[Task goal]: Write out the entries below once more, exactly.

[Record set]:
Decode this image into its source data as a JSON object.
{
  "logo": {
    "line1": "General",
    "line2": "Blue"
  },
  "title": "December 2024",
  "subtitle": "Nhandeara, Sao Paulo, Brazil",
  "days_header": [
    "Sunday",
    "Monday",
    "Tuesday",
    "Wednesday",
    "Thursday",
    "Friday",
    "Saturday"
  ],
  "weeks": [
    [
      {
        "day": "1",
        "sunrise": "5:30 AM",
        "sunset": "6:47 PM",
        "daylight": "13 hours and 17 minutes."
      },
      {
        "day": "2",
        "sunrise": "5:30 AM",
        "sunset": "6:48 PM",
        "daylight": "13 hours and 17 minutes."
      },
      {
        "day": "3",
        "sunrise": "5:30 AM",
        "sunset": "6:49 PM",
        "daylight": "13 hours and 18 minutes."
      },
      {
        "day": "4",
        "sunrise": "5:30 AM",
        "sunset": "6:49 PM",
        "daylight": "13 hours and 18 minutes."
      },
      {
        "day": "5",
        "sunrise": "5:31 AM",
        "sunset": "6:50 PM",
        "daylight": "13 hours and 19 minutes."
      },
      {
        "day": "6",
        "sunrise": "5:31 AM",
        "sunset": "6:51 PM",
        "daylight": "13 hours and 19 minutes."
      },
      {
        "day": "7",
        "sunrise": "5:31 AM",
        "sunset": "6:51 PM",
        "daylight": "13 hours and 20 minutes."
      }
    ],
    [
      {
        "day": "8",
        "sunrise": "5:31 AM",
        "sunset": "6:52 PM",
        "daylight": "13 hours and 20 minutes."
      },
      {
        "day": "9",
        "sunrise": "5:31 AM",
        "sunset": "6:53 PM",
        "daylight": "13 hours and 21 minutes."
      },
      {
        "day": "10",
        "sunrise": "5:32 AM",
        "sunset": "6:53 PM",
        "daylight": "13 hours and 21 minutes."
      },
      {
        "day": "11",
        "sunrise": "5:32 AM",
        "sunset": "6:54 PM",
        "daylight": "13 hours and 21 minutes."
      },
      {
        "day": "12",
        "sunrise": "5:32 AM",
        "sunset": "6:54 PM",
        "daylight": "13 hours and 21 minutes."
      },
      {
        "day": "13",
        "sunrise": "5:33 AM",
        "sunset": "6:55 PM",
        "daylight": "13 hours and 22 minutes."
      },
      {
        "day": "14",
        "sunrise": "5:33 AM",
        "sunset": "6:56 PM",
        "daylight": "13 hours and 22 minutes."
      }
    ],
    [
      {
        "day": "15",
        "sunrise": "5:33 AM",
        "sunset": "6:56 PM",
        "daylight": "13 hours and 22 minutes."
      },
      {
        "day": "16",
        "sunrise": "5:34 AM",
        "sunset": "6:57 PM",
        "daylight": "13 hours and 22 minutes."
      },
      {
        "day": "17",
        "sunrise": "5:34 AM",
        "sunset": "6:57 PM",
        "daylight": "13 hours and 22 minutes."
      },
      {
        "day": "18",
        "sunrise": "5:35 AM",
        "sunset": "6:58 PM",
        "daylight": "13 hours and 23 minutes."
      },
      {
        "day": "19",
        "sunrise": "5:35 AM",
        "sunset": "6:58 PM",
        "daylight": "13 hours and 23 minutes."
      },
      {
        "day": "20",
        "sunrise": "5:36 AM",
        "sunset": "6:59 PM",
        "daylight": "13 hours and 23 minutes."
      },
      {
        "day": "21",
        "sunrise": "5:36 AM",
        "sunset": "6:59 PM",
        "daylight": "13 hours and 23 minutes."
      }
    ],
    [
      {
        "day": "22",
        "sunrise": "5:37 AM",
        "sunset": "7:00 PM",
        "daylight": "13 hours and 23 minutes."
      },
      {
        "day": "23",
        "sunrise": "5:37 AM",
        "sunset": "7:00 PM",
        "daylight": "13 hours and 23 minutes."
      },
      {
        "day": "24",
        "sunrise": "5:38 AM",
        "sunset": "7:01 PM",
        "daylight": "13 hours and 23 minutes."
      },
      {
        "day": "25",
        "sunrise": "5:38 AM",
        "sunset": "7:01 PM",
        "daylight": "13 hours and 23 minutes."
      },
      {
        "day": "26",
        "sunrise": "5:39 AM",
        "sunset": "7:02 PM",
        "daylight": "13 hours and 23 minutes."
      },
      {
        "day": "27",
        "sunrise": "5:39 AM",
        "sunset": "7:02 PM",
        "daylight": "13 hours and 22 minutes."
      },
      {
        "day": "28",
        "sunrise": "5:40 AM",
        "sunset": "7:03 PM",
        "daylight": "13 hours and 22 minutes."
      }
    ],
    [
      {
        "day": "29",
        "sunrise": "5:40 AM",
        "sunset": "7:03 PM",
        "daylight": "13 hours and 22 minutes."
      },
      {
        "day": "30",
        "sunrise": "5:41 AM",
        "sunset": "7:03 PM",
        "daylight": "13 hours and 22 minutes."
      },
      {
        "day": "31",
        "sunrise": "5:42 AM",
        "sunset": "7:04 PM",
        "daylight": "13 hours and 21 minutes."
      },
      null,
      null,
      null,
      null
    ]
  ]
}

[Task solution]:
Decode this image into its source data as a JSON object.
{
  "logo": {
    "line1": "General",
    "line2": "Blue"
  },
  "title": "December 2024",
  "subtitle": "Nhandeara, Sao Paulo, Brazil",
  "days_header": [
    "Sunday",
    "Monday",
    "Tuesday",
    "Wednesday",
    "Thursday",
    "Friday",
    "Saturday"
  ],
  "weeks": [
    [
      {
        "day": "1",
        "sunrise": "5:30 AM",
        "sunset": "6:47 PM",
        "daylight": "13 hours and 17 minutes."
      },
      {
        "day": "2",
        "sunrise": "5:30 AM",
        "sunset": "6:48 PM",
        "daylight": "13 hours and 17 minutes."
      },
      {
        "day": "3",
        "sunrise": "5:30 AM",
        "sunset": "6:49 PM",
        "daylight": "13 hours and 18 minutes."
      },
      {
        "day": "4",
        "sunrise": "5:30 AM",
        "sunset": "6:49 PM",
        "daylight": "13 hours and 18 minutes."
      },
      {
        "day": "5",
        "sunrise": "5:31 AM",
        "sunset": "6:50 PM",
        "daylight": "13 hours and 19 minutes."
      },
      {
        "day": "6",
        "sunrise": "5:31 AM",
        "sunset": "6:51 PM",
        "daylight": "13 hours and 19 minutes."
      },
      {
        "day": "7",
        "sunrise": "5:31 AM",
        "sunset": "6:51 PM",
        "daylight": "13 hours and 20 minutes."
      }
    ],
    [
      {
        "day": "8",
        "sunrise": "5:31 AM",
        "sunset": "6:52 PM",
        "daylight": "13 hours and 20 minutes."
      },
      {
        "day": "9",
        "sunrise": "5:31 AM",
        "sunset": "6:53 PM",
        "daylight": "13 hours and 21 minutes."
      },
      {
        "day": "10",
        "sunrise": "5:32 AM",
        "sunset": "6:53 PM",
        "daylight": "13 hours and 21 minutes."
      },
      {
        "day": "11",
        "sunrise": "5:32 AM",
        "sunset": "6:54 PM",
        "daylight": "13 hours and 21 minutes."
      },
      {
        "day": "12",
        "sunrise": "5:32 AM",
        "sunset": "6:54 PM",
        "daylight": "13 hours and 21 minutes."
      },
      {
        "day": "13",
        "sunrise": "5:33 AM",
        "sunset": "6:55 PM",
        "daylight": "13 hours and 22 minutes."
      },
      {
        "day": "14",
        "sunrise": "5:33 AM",
        "sunset": "6:56 PM",
        "daylight": "13 hours and 22 minutes."
      }
    ],
    [
      {
        "day": "15",
        "sunrise": "5:33 AM",
        "sunset": "6:56 PM",
        "daylight": "13 hours and 22 minutes."
      },
      {
        "day": "16",
        "sunrise": "5:34 AM",
        "sunset": "6:57 PM",
        "daylight": "13 hours and 22 minutes."
      },
      {
        "day": "17",
        "sunrise": "5:34 AM",
        "sunset": "6:57 PM",
        "daylight": "13 hours and 22 minutes."
      },
      {
        "day": "18",
        "sunrise": "5:35 AM",
        "sunset": "6:58 PM",
        "daylight": "13 hours and 23 minutes."
      },
      {
        "day": "19",
        "sunrise": "5:35 AM",
        "sunset": "6:58 PM",
        "daylight": "13 hours and 23 minutes."
      },
      {
        "day": "20",
        "sunrise": "5:36 AM",
        "sunset": "6:59 PM",
        "daylight": "13 hours and 23 minutes."
      },
      {
        "day": "21",
        "sunrise": "5:36 AM",
        "sunset": "6:59 PM",
        "daylight": "13 hours and 23 minutes."
      }
    ],
    [
      {
        "day": "22",
        "sunrise": "5:37 AM",
        "sunset": "7:00 PM",
        "daylight": "13 hours and 23 minutes."
      },
      {
        "day": "23",
        "sunrise": "5:37 AM",
        "sunset": "7:00 PM",
        "daylight": "13 hours and 23 minutes."
      },
      {
        "day": "24",
        "sunrise": "5:38 AM",
        "sunset": "7:01 PM",
        "daylight": "13 hours and 23 minutes."
      },
      {
        "day": "25",
        "sunrise": "5:38 AM",
        "sunset": "7:01 PM",
        "daylight": "13 hours and 23 minutes."
      },
      {
        "day": "26",
        "sunrise": "5:39 AM",
        "sunset": "7:02 PM",
        "daylight": "13 hours and 23 minutes."
      },
      {
        "day": "27",
        "sunrise": "5:39 AM",
        "sunset": "7:02 PM",
        "daylight": "13 hours and 22 minutes."
      },
      {
        "day": "28",
        "sunrise": "5:40 AM",
        "sunset": "7:03 PM",
        "daylight": "13 hours and 22 minutes."
      }
    ],
    [
      {
        "day": "29",
        "sunrise": "5:40 AM",
        "sunset": "7:03 PM",
        "daylight": "13 hours and 22 minutes."
      },
      {
        "day": "30",
        "sunrise": "5:41 AM",
        "sunset": "7:03 PM",
        "daylight": "13 hours and 22 minutes."
      },
      {
        "day": "31",
        "sunrise": "5:42 AM",
        "sunset": "7:04 PM",
        "daylight": "13 hours and 21 minutes."
      },
      null,
      null,
      null,
      null
    ]
  ]
}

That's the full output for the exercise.